An Administrator’s Guide to Identifying Gifted Education Priorities @ 9th Annual Hormel Gifted and Talented Symposium
Jun 12 @ 4:35 pm – Jun 14 @ 5:35 pm

Building a learning community’s capacity to support the academic and social/emotional needs of gifted students is a major, ongoing effort. And you can’t do it all—all of the NAGC standards for programming—at least not all at once. Further, there is no “right” place to begin or perfect program to copy. Instead, each community benefits by understanding its own culture, needs, strengths, and more. Participants will begin the journey of determining their top priorities for gifted education by: exploring the many facets of gifted education; learning about special considerations of rural gifted education programs that serve students from diverse cultures; using gifted education paradoxes to build consensus around priorities; and learning to identify and avoid biases in planning to meet student needs.

Unleashing the Positive Power of Differences @ Swan and Dolphin Hotel & Resort, Orlando, Florida
Dec 2 all-day

Learn how to examine new initiatives, strategies, curriculum and more for polarities — conflicting set of values that over time need each other. Understand how to “map” the values and fears of various stakeholders. Then, experience how using that information to plan professional development, determine action steps, and identify potential implementation imbalances can channel the energy being lost to resistance and debate into positive energy for moving forward toward common goals.

Participants will:
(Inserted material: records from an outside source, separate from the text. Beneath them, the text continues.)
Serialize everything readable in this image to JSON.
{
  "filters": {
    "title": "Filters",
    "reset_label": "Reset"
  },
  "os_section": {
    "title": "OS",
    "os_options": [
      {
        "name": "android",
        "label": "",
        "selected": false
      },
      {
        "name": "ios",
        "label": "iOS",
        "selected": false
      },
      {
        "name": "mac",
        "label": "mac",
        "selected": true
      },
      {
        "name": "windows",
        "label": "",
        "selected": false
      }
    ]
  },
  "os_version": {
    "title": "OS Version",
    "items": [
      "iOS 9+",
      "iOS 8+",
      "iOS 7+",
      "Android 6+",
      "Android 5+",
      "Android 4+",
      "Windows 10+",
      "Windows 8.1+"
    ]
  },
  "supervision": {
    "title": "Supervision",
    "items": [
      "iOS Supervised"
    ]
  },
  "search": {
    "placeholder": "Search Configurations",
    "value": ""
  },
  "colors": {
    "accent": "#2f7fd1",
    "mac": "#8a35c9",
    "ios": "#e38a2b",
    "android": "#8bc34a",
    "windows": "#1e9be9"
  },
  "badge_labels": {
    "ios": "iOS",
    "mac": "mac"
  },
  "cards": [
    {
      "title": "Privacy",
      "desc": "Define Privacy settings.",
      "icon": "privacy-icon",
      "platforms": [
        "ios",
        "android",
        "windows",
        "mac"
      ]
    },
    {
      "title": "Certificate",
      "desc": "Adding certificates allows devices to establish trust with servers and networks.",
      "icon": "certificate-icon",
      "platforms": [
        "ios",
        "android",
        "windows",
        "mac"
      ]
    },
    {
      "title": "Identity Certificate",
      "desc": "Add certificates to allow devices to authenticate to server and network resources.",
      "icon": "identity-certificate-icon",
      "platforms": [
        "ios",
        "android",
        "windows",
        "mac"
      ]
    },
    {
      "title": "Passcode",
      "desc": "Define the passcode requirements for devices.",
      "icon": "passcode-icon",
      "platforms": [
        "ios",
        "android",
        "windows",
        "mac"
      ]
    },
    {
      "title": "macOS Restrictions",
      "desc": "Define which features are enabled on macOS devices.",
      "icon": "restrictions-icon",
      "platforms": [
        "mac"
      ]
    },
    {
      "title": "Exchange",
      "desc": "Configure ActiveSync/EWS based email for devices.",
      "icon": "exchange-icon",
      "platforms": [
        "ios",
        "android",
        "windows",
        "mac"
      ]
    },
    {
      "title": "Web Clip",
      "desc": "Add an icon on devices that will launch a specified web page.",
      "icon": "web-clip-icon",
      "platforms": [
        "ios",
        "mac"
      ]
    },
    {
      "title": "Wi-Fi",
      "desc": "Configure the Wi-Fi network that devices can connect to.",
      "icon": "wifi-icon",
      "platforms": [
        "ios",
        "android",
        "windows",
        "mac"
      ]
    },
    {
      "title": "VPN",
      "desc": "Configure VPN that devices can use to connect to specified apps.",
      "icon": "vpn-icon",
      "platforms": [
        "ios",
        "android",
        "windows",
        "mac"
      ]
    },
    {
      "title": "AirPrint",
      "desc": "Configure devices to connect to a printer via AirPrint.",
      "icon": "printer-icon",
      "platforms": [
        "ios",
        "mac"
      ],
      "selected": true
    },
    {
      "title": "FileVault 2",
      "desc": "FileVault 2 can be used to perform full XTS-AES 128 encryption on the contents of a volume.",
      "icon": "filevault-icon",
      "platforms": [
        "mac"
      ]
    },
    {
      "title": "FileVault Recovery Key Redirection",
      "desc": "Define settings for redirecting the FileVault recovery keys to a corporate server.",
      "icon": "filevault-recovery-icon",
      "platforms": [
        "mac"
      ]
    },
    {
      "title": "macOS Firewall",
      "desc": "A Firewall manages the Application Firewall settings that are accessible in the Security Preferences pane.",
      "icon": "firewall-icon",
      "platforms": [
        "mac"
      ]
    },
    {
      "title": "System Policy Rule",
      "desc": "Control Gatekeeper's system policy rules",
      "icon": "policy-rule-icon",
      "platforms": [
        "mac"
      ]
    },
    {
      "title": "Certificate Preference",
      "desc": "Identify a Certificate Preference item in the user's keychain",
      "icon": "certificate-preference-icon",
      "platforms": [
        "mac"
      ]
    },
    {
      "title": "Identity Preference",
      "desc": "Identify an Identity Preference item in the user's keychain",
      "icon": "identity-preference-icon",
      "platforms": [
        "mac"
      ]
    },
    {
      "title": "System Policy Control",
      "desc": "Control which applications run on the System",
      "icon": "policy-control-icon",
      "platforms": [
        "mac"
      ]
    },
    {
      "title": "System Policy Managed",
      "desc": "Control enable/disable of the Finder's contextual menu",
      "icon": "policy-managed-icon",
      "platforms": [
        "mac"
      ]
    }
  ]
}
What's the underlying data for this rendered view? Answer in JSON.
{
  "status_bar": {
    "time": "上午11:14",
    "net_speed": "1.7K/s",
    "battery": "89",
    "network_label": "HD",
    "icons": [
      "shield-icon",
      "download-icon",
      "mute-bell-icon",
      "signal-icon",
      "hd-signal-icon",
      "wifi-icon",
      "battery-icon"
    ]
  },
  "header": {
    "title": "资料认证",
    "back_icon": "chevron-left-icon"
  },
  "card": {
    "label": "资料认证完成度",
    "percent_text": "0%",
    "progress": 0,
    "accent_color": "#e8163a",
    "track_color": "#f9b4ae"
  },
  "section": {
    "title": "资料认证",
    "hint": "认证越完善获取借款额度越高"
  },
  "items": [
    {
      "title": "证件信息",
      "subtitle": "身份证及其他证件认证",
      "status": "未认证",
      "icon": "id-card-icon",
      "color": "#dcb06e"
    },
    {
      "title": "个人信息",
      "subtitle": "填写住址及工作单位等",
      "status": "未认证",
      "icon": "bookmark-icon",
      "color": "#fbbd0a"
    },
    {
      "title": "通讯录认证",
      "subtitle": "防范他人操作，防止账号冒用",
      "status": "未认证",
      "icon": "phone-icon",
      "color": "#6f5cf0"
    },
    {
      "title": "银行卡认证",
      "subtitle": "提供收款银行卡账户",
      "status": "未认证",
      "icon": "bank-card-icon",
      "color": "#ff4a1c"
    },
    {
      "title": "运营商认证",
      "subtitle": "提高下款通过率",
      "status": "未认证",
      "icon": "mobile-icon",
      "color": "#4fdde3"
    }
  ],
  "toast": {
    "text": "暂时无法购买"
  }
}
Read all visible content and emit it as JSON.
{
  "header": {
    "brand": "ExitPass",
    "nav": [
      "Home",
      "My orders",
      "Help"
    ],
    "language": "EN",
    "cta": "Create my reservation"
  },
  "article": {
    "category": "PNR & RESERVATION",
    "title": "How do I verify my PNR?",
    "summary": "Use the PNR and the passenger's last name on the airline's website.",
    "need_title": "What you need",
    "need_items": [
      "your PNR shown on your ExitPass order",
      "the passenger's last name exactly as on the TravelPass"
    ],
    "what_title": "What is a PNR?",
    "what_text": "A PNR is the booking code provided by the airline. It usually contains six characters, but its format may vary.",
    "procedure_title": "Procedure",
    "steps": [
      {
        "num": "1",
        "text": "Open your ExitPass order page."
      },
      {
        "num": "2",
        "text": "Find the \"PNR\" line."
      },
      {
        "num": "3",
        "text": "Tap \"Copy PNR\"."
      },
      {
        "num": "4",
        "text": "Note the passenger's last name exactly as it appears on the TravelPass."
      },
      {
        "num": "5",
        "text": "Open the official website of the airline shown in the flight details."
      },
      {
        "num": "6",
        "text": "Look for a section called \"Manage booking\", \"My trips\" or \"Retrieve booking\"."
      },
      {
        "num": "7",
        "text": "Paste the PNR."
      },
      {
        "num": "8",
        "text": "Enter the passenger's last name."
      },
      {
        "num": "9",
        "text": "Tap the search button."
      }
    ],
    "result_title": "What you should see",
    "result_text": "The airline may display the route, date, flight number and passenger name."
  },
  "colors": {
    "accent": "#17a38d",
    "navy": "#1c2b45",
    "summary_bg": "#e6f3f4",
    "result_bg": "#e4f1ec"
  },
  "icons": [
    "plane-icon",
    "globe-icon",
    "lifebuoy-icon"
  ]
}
  • Gain basic understanding of polarities — what they are, how to spot them, and how constant changes in policies are frequently the result of treating them as problems to solve rather than polarities needing ongoing attention
  • Learn how to map polarities, paying attention to the positive and negative results of focusing on each pole
  • Work with both a 5-step process for leveraging the energy each side expends on bolstering their own positions into positive action steps that will move the system or organization toward a common greater purpose.
  • Learn how to facilitate key exercises that they can use with their own teams.